### AIM OF THE TASK:
Pick out each line in these entries that contains the string "this".

:::

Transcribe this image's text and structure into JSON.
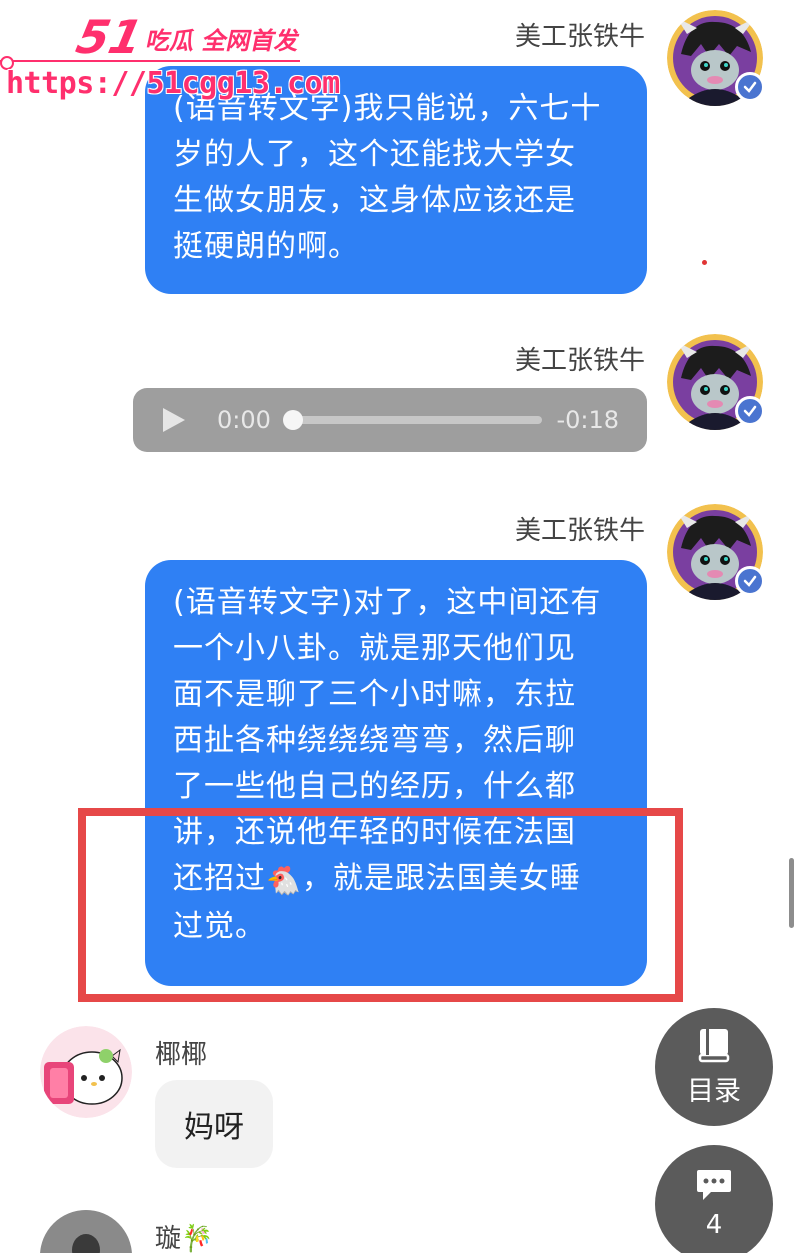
{
  "watermark": {
    "brand_number": "51",
    "brand_text": "吃瓜 全网首发",
    "url": "https://51cgg13.com"
  },
  "messages": [
    {
      "sender": "美工张铁牛",
      "type": "text",
      "text": "(语音转文字)我只能说，六七十\n岁的人了，这个还能找大学女\n生做女朋友，这身体应该还是\n挺硬朗的啊。"
    },
    {
      "sender": "美工张铁牛",
      "type": "audio",
      "current_time": "0:00",
      "remaining_time": "-0:18",
      "progress": 0
    },
    {
      "sender": "美工张铁牛",
      "type": "text",
      "text_part1": "(语音转文字)对了，这中间还有\n一个小八卦。就是那天他们见\n面不是聊了三个小时嘛，东拉\n西扯各种绕绕绕弯弯，然后聊\n了一些他自己的经历，什么都\n讲，还说他年轻的时候在法国\n还招过",
      "emoji": "🐔",
      "text_part2": "，就是跟法国美女睡\n过觉。"
    }
  ],
  "replies": [
    {
      "sender": "椰椰",
      "text": "妈呀"
    },
    {
      "sender": "璇",
      "sender_suffix": "🎋"
    }
  ],
  "floating_buttons": {
    "catalog_label": "目录",
    "comments_count": "4"
  },
  "colors": {
    "bubble_blue": "#2f80f4",
    "highlight_red": "#e64848",
    "watermark_pink": "#ff2f6d",
    "fab_gray": "#5b5b5b"
  },
  "icons": {
    "play": "play-icon",
    "book": "book-icon",
    "comment": "comment-icon",
    "verified": "verified-badge-icon"
  }
}
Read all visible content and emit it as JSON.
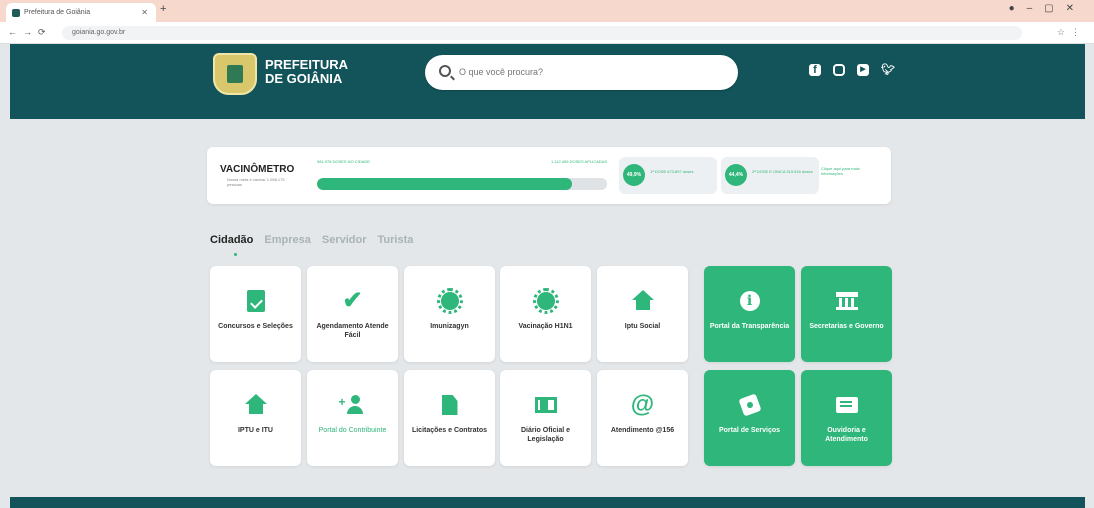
{
  "browser": {
    "tab_title": "Prefeitura de Goiânia",
    "url": "goiania.go.gov.br"
  },
  "header": {
    "logo_line1": "PREFEITURA",
    "logo_line2": "DE GOIÂNIA",
    "search_placeholder": "O que você procura?"
  },
  "vacinometro": {
    "title": "VACINÔMETRO",
    "subtitle": "Nossa meta é vacinar 1.058.175 pessoas",
    "left_label": "981.978 DOSES NO CIDADE",
    "right_label": "1.112.459 DOSES APLICADAS",
    "progress": 0.88,
    "pill1_pct": "49,9%",
    "pill1_text": "1ª DOSE 673.897 doses",
    "pill2_pct": "44,4%",
    "pill2_text": "2ª DOSE E ÚNICA 315.516 doses",
    "more_text": "Clique aqui para mais informações"
  },
  "tabs": [
    "Cidadão",
    "Empresa",
    "Servidor",
    "Turista"
  ],
  "cards": [
    {
      "label": "Concursos e Seleções",
      "icon": "clipboard-check-icon"
    },
    {
      "label": "Agendamento Atende Fácil",
      "icon": "check-icon"
    },
    {
      "label": "Imunizagyn",
      "icon": "virus-icon"
    },
    {
      "label": "Vacinação H1N1",
      "icon": "virus-icon"
    },
    {
      "label": "Iptu Social",
      "icon": "home-icon"
    },
    {
      "label": "Portal da Transparência",
      "icon": "info-icon"
    },
    {
      "label": "Secretarias e Governo",
      "icon": "bank-icon"
    },
    {
      "label": "IPTU e ITU",
      "icon": "home-icon"
    },
    {
      "label": "Portal do Contribuinte",
      "icon": "person-add-icon"
    },
    {
      "label": "Licitações e Contratos",
      "icon": "document-icon"
    },
    {
      "label": "Diário Oficial e Legislação",
      "icon": "book-icon"
    },
    {
      "label": "Atendimento @156",
      "icon": "at-icon"
    },
    {
      "label": "Portal de Serviços",
      "icon": "tags-icon"
    },
    {
      "label": "Ouvidoria e Atendimento",
      "icon": "chat-icon"
    }
  ],
  "colors": {
    "primary_dark": "#13545a",
    "accent_green": "#2fb67a"
  }
}
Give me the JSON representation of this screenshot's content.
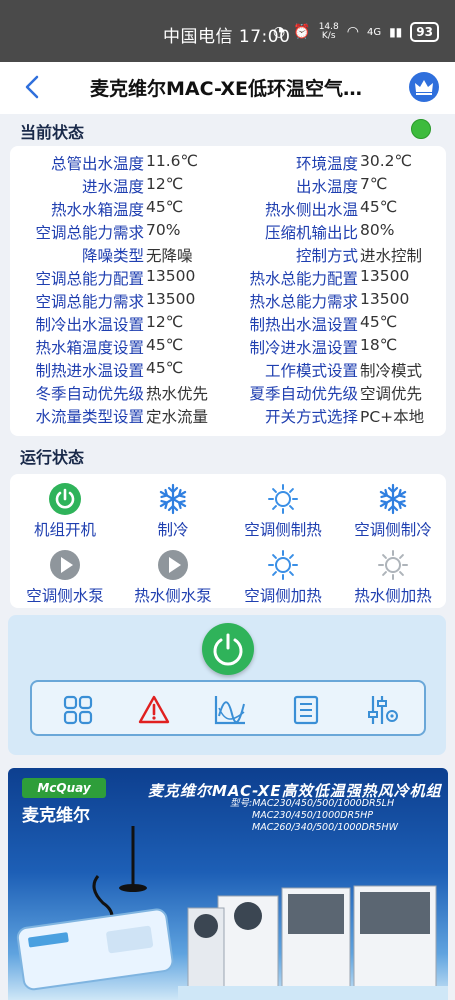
{
  "status_bar": {
    "carrier_time": "中国电信 17:00",
    "speed_value": "14.8",
    "speed_unit": "K/s",
    "network": "4G",
    "battery": "93"
  },
  "header": {
    "title": "麦克维尔MAC-XE低环温空气…"
  },
  "current_status": {
    "title": "当前状态",
    "online_color": "#3dbb3d",
    "rows": [
      {
        "l_label": "总管出水温度",
        "l_value": "11.6℃",
        "r_label": "环境温度",
        "r_value": "30.2℃"
      },
      {
        "l_label": "进水温度",
        "l_value": "12℃",
        "r_label": "出水温度",
        "r_value": "7℃"
      },
      {
        "l_label": "热水水箱温度",
        "l_value": "45℃",
        "r_label": "热水侧出水温",
        "r_value": "45℃"
      },
      {
        "l_label": "空调总能力需求",
        "l_value": "70%",
        "r_label": "压缩机输出比",
        "r_value": "80%"
      },
      {
        "l_label": "降噪类型",
        "l_value": "无降噪",
        "r_label": "控制方式",
        "r_value": "进水控制"
      },
      {
        "l_label": "空调总能力配置",
        "l_value": "13500",
        "r_label": "热水总能力配置",
        "r_value": "13500"
      },
      {
        "l_label": "空调总能力需求",
        "l_value": "13500",
        "r_label": "热水总能力需求",
        "r_value": "13500"
      },
      {
        "l_label": "制冷出水温设置",
        "l_value": "12℃",
        "r_label": "制热出水温设置",
        "r_value": "45℃"
      },
      {
        "l_label": "热水箱温度设置",
        "l_value": "45℃",
        "r_label": "制冷进水温设置",
        "r_value": "18℃"
      },
      {
        "l_label": "制热进水温设置",
        "l_value": "45℃",
        "r_label": "工作模式设置",
        "r_value": "制冷模式"
      },
      {
        "l_label": "冬季自动优先级",
        "l_value": "热水优先",
        "r_label": "夏季自动优先级",
        "r_value": "空调优先"
      },
      {
        "l_label": "水流量类型设置",
        "l_value": "定水流量",
        "r_label": "开关方式选择",
        "r_value": "PC+本地"
      }
    ]
  },
  "run_status": {
    "title": "运行状态",
    "items": [
      {
        "label": "机组开机",
        "icon": "power-on-icon"
      },
      {
        "label": "制冷",
        "icon": "snowflake-icon"
      },
      {
        "label": "空调侧制热",
        "icon": "sun-icon"
      },
      {
        "label": "空调侧制冷",
        "icon": "snowflake-icon"
      },
      {
        "label": "空调侧水泵",
        "icon": "pump-play-icon"
      },
      {
        "label": "热水侧水泵",
        "icon": "pump-play-icon"
      },
      {
        "label": "空调侧加热",
        "icon": "sun-icon"
      },
      {
        "label": "热水侧加热",
        "icon": "sun-inactive-icon"
      }
    ]
  },
  "toolbar": {
    "items": [
      "grid-icon",
      "alarm-warning-icon",
      "trend-chart-icon",
      "document-list-icon",
      "settings-sliders-icon"
    ]
  },
  "banner": {
    "logo_text": "McQuay",
    "brand_cn": "麦克维尔",
    "title": "麦克维尔MAC-XE高效低温强热风冷机组",
    "models": [
      "型号:MAC230/450/500/1000DR5LH",
      "MAC230/450/1000DR5HP",
      "MAC260/340/500/1000DR5HW"
    ]
  }
}
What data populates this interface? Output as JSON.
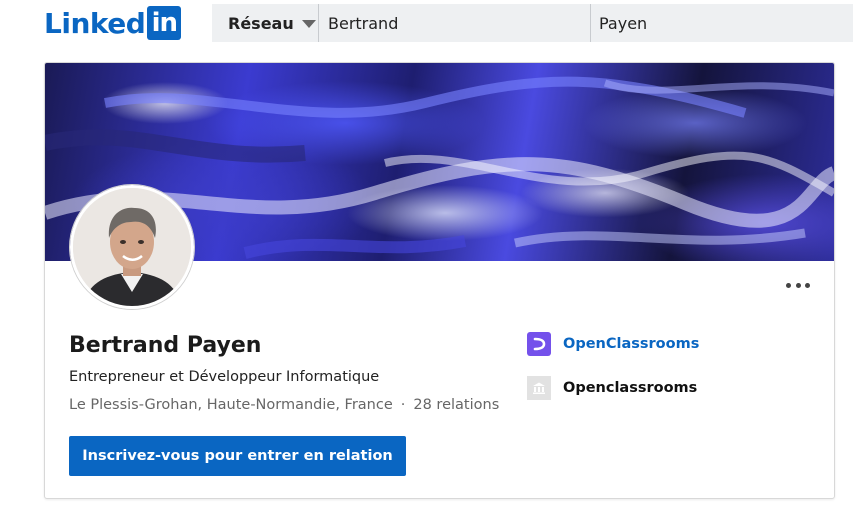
{
  "brand": {
    "logo_text": "Linked",
    "logo_box_text": "in",
    "color": "#0a66c2"
  },
  "search": {
    "category_label": "Réseau",
    "first_name": "Bertrand",
    "last_name": "Payen"
  },
  "profile": {
    "name": "Bertrand Payen",
    "headline": "Entrepreneur et Développeur Informatique",
    "location": "Le Plessis-Grohan, Haute-Normandie, France",
    "separator": "·",
    "relations": "28 relations",
    "cta_label": "Inscrivez-vous pour entrer en relation"
  },
  "organizations": [
    {
      "name": "OpenClassrooms",
      "icon": "openclassrooms-logo-icon",
      "color": "#7451eb",
      "link": true
    },
    {
      "name": "Openclassrooms",
      "icon": "school-building-icon",
      "link": false
    }
  ],
  "colors": {
    "accent": "#0a66c2",
    "search_bg": "#eef0f2",
    "muted_text": "#666666"
  }
}
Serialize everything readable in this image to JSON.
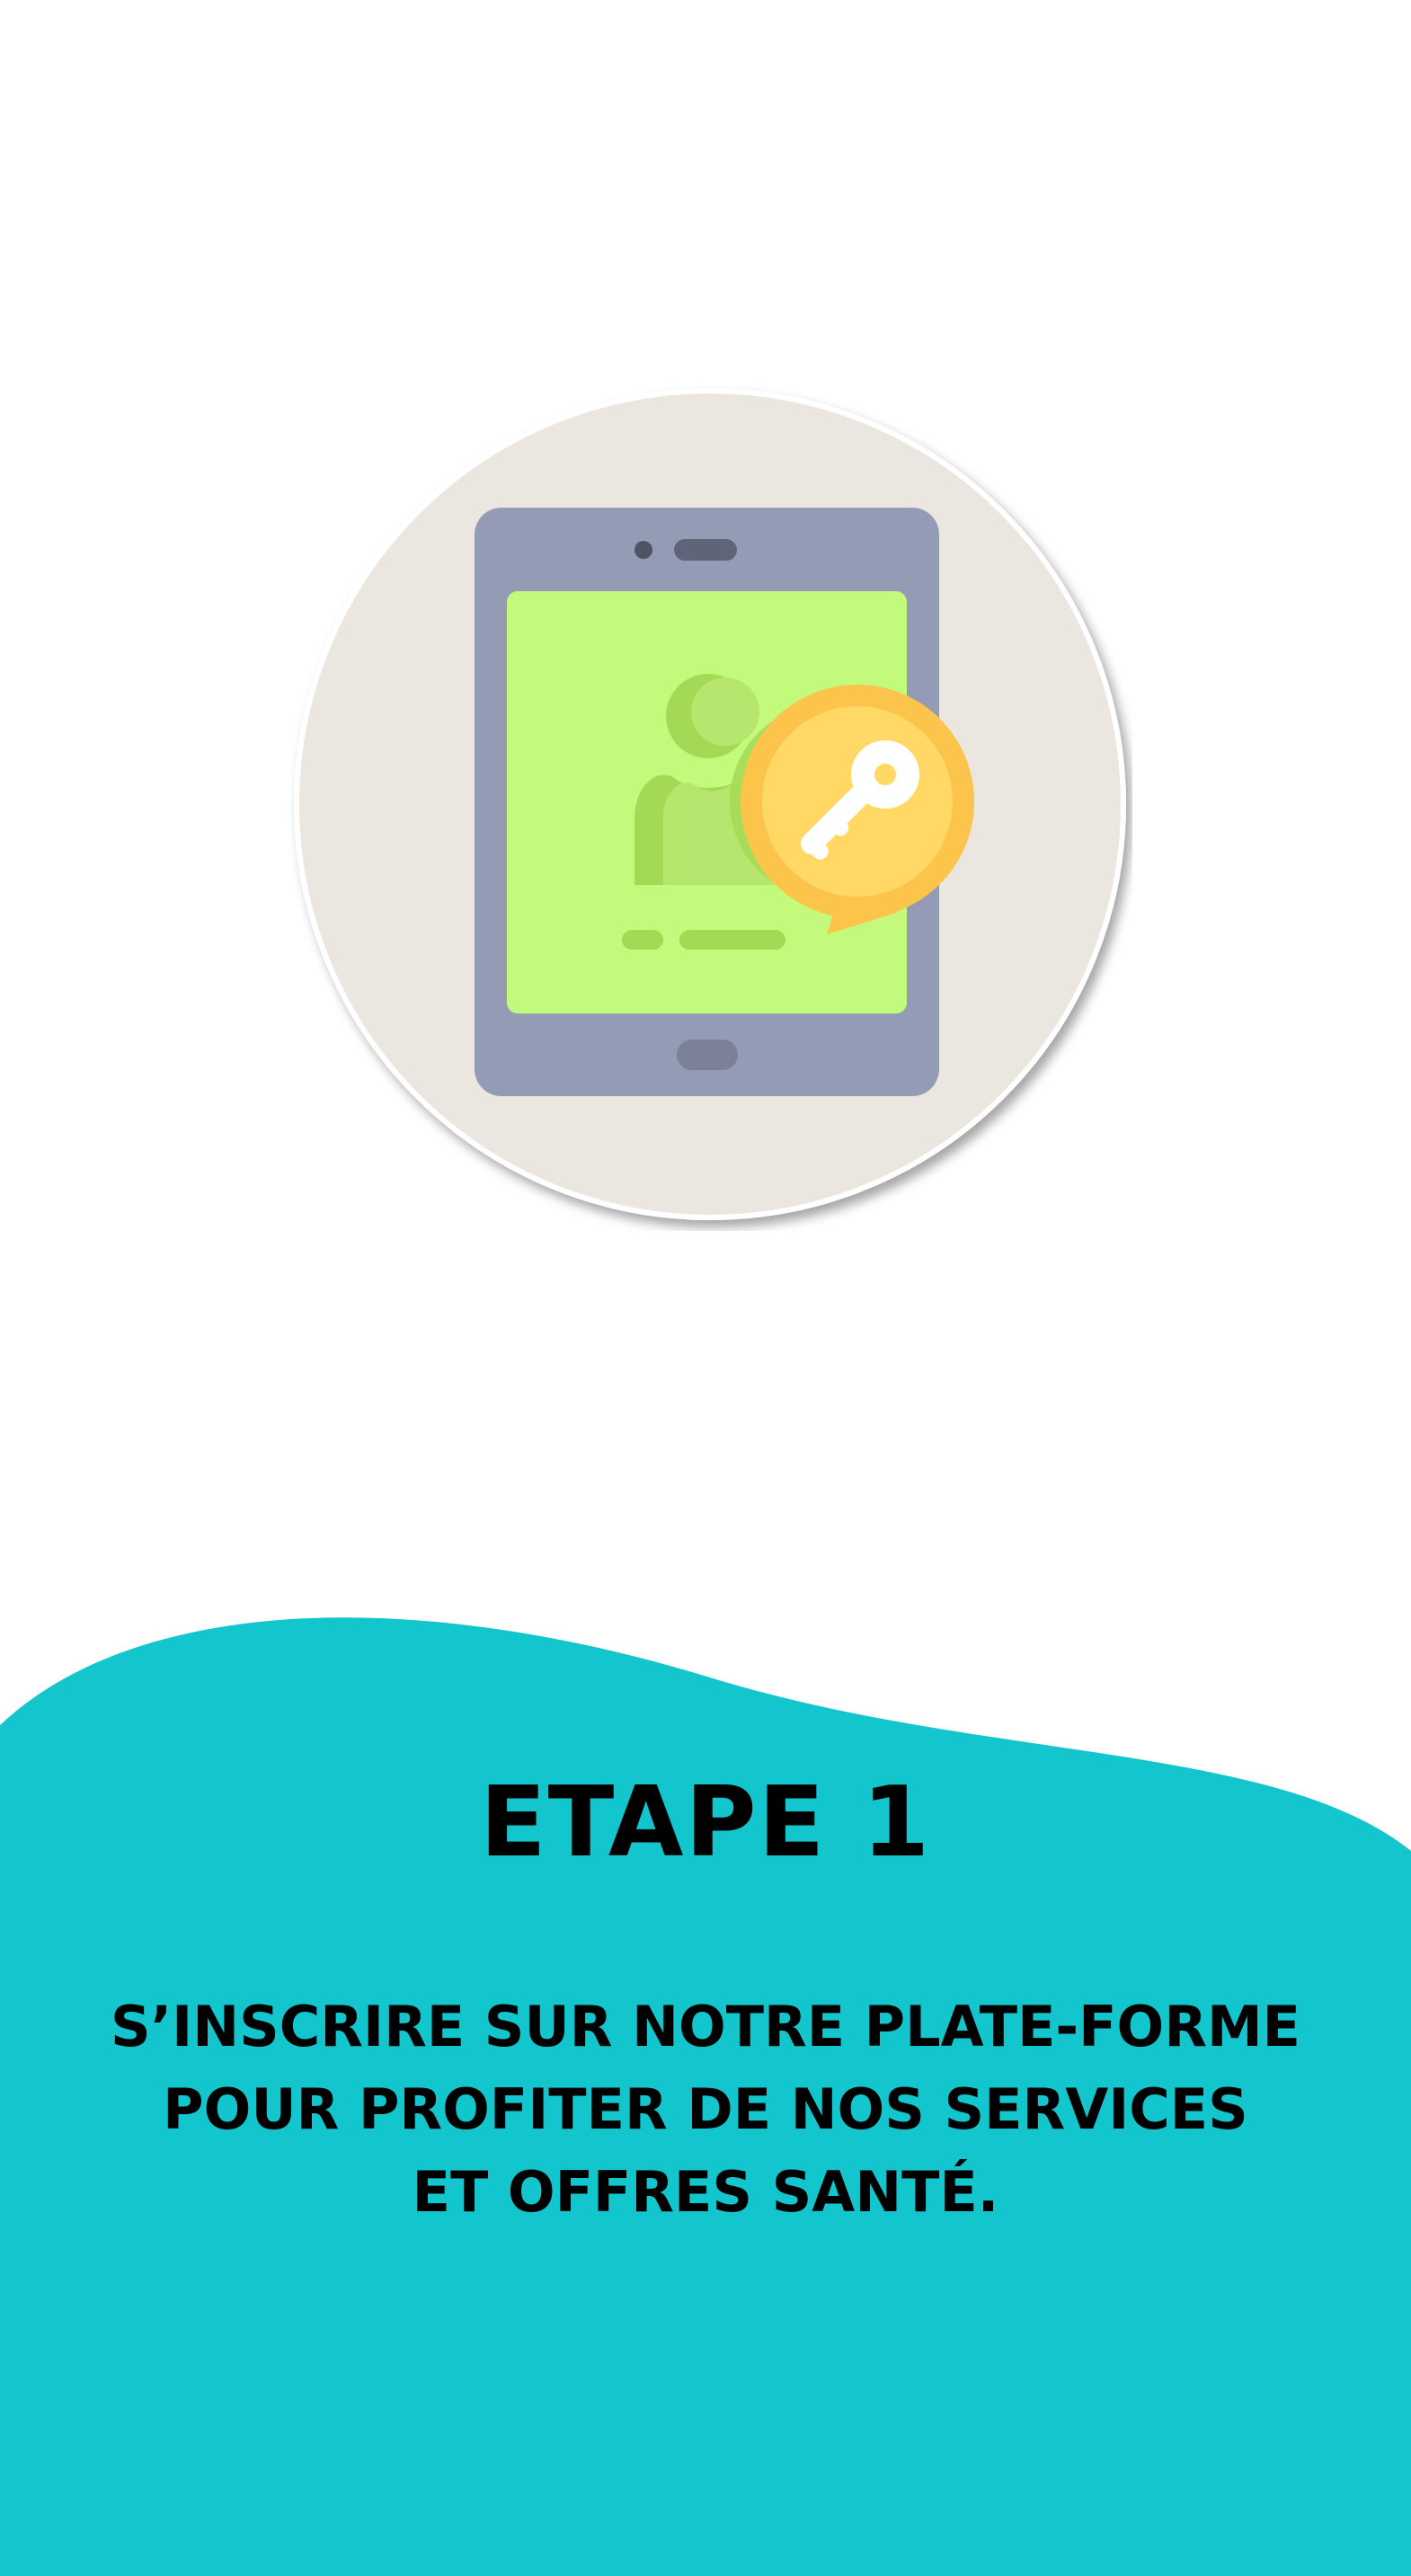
{
  "step": {
    "title": "ETAPE 1",
    "description_lines": [
      "S’INSCRIRE SUR NOTRE PLATE-FORME",
      "POUR PROFITER DE NOS SERVICES",
      "ET OFFRES SANTÉ."
    ]
  },
  "illustration": {
    "icon": "tablet-user-key-icon"
  },
  "colors": {
    "background": "#ffffff",
    "wave": "#13c6ce",
    "circle": "#ece6e0",
    "tablet": "#949bb5",
    "screen": "#c4fa7c",
    "user": "#a3d955",
    "key_badge": "#fcc44b",
    "key": "#ffffff",
    "text": "#000000"
  }
}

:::

### RESPONSE:
Transcribe this image's text and structure into JSON.
Give me the JSON representation of this screenshot's content.
What data populates this interface? Output as JSON.
Serialize everything readable in this image to JSON.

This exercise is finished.